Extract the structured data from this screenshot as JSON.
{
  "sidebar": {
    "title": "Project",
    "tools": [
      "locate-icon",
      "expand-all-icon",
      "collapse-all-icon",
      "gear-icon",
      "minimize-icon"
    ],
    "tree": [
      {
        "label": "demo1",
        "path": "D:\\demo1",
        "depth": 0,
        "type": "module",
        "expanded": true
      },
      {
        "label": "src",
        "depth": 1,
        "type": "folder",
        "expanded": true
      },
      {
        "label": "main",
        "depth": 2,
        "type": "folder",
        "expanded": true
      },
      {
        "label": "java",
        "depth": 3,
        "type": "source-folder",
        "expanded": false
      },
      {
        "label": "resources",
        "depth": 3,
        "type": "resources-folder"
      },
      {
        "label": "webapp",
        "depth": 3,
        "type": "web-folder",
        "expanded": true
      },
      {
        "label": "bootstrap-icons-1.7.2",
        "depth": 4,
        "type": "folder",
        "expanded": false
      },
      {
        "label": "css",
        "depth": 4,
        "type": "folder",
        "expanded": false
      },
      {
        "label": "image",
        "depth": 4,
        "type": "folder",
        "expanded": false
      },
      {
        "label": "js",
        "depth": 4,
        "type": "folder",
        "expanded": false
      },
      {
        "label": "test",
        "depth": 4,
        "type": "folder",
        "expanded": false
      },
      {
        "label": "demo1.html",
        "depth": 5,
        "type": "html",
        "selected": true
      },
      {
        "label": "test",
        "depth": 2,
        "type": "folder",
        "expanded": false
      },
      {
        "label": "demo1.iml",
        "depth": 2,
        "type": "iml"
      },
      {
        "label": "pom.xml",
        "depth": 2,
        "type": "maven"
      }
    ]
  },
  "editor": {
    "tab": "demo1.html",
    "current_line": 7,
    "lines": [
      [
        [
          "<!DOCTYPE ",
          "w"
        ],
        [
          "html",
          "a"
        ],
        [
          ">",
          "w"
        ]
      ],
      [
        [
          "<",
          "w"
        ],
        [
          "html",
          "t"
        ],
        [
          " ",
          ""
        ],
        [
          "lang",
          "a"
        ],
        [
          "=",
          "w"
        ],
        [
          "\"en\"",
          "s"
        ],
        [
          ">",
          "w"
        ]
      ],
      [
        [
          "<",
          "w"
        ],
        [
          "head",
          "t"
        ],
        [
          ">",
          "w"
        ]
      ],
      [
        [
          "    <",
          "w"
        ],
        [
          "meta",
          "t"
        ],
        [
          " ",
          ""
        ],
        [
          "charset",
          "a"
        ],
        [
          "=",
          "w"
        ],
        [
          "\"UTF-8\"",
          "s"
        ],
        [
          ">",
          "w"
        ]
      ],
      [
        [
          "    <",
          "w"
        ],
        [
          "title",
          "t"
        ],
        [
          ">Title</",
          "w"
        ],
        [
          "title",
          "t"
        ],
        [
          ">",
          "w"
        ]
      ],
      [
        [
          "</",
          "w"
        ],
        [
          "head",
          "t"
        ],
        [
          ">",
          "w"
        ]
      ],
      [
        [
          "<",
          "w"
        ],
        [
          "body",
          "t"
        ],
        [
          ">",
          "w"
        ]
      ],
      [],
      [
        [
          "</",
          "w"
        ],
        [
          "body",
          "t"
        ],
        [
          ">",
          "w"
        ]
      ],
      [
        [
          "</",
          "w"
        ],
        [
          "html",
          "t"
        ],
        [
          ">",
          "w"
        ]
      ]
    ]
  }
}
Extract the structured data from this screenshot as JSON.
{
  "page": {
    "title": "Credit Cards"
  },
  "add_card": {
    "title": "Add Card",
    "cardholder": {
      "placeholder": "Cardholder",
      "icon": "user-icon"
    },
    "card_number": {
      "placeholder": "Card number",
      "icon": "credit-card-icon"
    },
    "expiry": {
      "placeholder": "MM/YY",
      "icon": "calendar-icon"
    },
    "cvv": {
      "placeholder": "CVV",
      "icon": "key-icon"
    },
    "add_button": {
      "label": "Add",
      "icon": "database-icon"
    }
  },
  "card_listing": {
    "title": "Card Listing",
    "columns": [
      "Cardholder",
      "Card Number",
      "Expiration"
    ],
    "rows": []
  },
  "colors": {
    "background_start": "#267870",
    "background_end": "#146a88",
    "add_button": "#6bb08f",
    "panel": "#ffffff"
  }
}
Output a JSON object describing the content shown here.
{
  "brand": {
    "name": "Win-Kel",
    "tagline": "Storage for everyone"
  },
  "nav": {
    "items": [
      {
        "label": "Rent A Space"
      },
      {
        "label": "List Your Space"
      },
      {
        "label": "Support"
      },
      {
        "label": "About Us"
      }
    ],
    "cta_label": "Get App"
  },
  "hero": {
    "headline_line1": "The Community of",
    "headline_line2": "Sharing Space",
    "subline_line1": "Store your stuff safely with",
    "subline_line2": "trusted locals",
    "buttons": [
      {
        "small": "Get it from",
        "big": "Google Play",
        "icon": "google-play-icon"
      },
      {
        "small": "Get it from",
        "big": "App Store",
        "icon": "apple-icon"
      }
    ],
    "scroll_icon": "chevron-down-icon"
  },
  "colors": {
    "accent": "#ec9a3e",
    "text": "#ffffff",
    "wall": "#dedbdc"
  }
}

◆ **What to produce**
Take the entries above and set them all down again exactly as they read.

◆ **Result**
Extract the structured data from this screenshot as JSON.
{
  "sidebar": {
    "title": "Project",
    "tools": [
      "locate-icon",
      "expand-all-icon",
      "collapse-all-icon",
      "gear-icon",
      "minimize-icon"
    ],
    "tree": [
      {
        "label": "demo1",
        "path": "D:\\demo1",
        "depth": 0,
        "type": "module",
        "expanded": true
      },
      {
        "label": "src",
        "depth": 1,
        "type": "folder",
        "expanded": true
      },
      {
        "label": "main",
        "depth": 2,
        "type": "folder",
        "expanded": true
      },
      {
        "label": "java",
        "depth": 3,
        "type": "source-folder",
        "expanded": false
      },
      {
        "label": "resources",
        "depth": 3,
        "type": "resources-folder"
      },
      {
        "label": "webapp",
        "depth": 3,
        "type": "web-folder",
        "expanded": true
      },
      {
        "label": "bootstrap-icons-1.7.2",
        "depth": 4,
        "type": "folder",
        "expanded": false
      },
      {
        "label": "css",
        "depth": 4,
        "type": "folder",
        "expanded": false
      },
      {
        "label": "image",
        "depth": 4,
        "type": "folder",
        "expanded": false
      },
      {
        "label": "js",
        "depth": 4,
        "type": "folder",
        "expanded": false
      },
      {
        "label": "test",
        "depth": 4,
        "type": "folder",
        "expanded": false
      },
      {
        "label": "demo1.html",
        "depth": 5,
        "type": "html",
        "selected": true
      },
      {
        "label": "test",
        "depth": 2,
        "type": "folder",
        "expanded": false
      },
      {
        "label": "demo1.iml",
        "depth": 2,
        "type": "iml"
      },
      {
        "label": "pom.xml",
        "depth": 2,
        "type": "maven"
      }
    ]
  },
  "editor": {
    "tab": "demo1.html",
    "current_line": 7,
    "lines": [
      [
        [
          "<!DOCTYPE ",
          "w"
        ],
        [
          "html",
          "a"
        ],
        [
          ">",
          "w"
        ]
      ],
      [
        [
          "<",
          "w"
        ],
        [
          "html",
          "t"
        ],
        [
          " ",
          ""
        ],
        [
          "lang",
          "a"
        ],
        [
          "=",
          "w"
        ],
        [
          "\"en\"",
          "s"
        ],
        [
          ">",
          "w"
        ]
      ],
      [
        [
          "<",
          "w"
        ],
        [
          "head",
          "t"
        ],
        [
          ">",
          "w"
        ]
      ],
      [
        [
          "    <",
          "w"
        ],
        [
          "meta",
          "t"
        ],
        [
          " ",
          ""
        ],
        [
          "charset",
          "a"
        ],
        [
          "=",
          "w"
        ],
        [
          "\"UTF-8\"",
          "s"
        ],
        [
          ">",
          "w"
        ]
      ],
      [
        [
          "    <",
          "w"
        ],
        [
          "title",
          "t"
        ],
        [
          ">Title</",
          "w"
        ],
        [
          "title",
          "t"
        ],
        [
          ">",
          "w"
        ]
      ],
      [
        [
          "</",
          "w"
        ],
        [
          "head",
          "t"
        ],
        [
          ">",
          "w"
        ]
      ],
      [
        [
          "<",
          "w"
        ],
        [
          "body",
          "t"
        ],
        [
          ">",
          "w"
        ]
      ],
      [],
      [
        [
          "</",
          "w"
        ],
        [
          "body",
          "t"
        ],
        [
          ">",
          "w"
        ]
      ],
      [
        [
          "</",
          "w"
        ],
        [
          "html",
          "t"
        ],
        [
          ">",
          "w"
        ]
      ]
    ]
  }
}
Extract the structured data from this screenshot as JSON.
{
  "page": {
    "title": "Credit Cards"
  },
  "add_card": {
    "title": "Add Card",
    "cardholder": {
      "placeholder": "Cardholder",
      "icon": "user-icon"
    },
    "card_number": {
      "placeholder": "Card number",
      "icon": "credit-card-icon"
    },
    "expiry": {
      "placeholder": "MM/YY",
      "icon": "calendar-icon"
    },
    "cvv": {
      "placeholder": "CVV",
      "icon": "key-icon"
    },
    "add_button": {
      "label": "Add",
      "icon": "database-icon"
    }
  },
  "card_listing": {
    "title": "Card Listing",
    "columns": [
      "Cardholder",
      "Card Number",
      "Expiration"
    ],
    "rows": []
  },
  "colors": {
    "background_start": "#267870",
    "background_end": "#146a88",
    "add_button": "#6bb08f",
    "panel": "#ffffff"
  }
}
Output a JSON object describing the content shown here.
{
  "brand": {
    "name": "Win-Kel",
    "tagline": "Storage for everyone"
  },
  "nav": {
    "items": [
      {
        "label": "Rent A Space"
      },
      {
        "label": "List Your Space"
      },
      {
        "label": "Support"
      },
      {
        "label": "About Us"
      }
    ],
    "cta_label": "Get App"
  },
  "hero": {
    "headline_line1": "The Community of",
    "headline_line2": "Sharing Space",
    "subline_line1": "Store your stuff safely with",
    "subline_line2": "trusted locals",
    "buttons": [
      {
        "small": "Get it from",
        "big": "Google Play",
        "icon": "google-play-icon"
      },
      {
        "small": "Get it from",
        "big": "App Store",
        "icon": "apple-icon"
      }
    ],
    "scroll_icon": "chevron-down-icon"
  },
  "colors": {
    "accent": "#ec9a3e",
    "text": "#ffffff",
    "wall": "#dedbdc"
  }
}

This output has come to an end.